The Netherlands is a constitutional monarchy with two houses of parliament.

On 30 April 2013, His Majesty King Willem-Alexander succeeded his mother as King of the Netherlands. He delivers the annual Speech from the Throne (government plans for the coming year) and plays a central role in the formation of a new government. King Willem - Alexanders’s birthday is celebrated nationwide on 'King’s Day’, which will officially be celebrated on 27 April (the king’s birthday). 

The government in The Hague consists of a Prime Minister and 12 Ministers. The Ministers are assisted by State Secretaries. There are two houses of parliament: the Upper House (‘de Eerste Kamer’), which is elected by the provincial councils, and the Lower House (‘de Tweede Kamer’), which is directly elected. 

The proportional representation system is used in all Dutch local and national elections. There are a wide variety of political parties. Some only participate in elections once, or only in specific elections, for instance the elections for municipal councils. The larger parties are organised around a political tradition (for instance liberals, or social democrats), environmental issues or a religious denomination (for instance Christianity). The smaller parties (who usually do not make it into parliament) often have a very specific focus for instance on animal rights, women or elderly people. Since none of the parties ever has a majority in parliament, coalitions of two or more parties are formed.

Most major national political parties are represented on Utrecht Municipal Council, as are ‘Mooi Utrecht’ and ‘Ons Utrecht’, which are two local parties.

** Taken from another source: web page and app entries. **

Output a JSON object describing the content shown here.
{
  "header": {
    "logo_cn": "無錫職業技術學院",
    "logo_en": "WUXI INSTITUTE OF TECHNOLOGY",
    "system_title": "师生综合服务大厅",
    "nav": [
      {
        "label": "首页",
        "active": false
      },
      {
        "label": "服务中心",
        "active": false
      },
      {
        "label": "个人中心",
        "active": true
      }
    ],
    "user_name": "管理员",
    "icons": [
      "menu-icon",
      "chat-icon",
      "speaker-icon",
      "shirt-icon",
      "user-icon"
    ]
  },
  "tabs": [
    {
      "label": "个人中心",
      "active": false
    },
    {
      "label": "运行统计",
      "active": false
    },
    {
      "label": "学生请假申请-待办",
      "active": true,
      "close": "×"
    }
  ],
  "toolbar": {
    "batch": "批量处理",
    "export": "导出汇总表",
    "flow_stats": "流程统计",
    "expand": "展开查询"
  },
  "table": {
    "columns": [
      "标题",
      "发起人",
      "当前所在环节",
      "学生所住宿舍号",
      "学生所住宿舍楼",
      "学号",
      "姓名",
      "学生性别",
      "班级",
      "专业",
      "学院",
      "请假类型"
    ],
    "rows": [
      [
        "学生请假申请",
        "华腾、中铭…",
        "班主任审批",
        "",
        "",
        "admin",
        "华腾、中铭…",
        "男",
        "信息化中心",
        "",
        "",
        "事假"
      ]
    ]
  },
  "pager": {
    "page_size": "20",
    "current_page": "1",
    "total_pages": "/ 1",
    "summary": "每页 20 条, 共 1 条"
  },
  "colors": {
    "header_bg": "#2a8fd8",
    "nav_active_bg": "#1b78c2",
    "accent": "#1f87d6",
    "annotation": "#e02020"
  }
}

The Dutch policies on some social issues are considered to be very liberal, for instance on abortion, drugs and marriages between two men or two women. The Ministry of Foreign Affairs provides detailed information on these and other policies and various government issues on its website: http://www.minbuza.nl/en.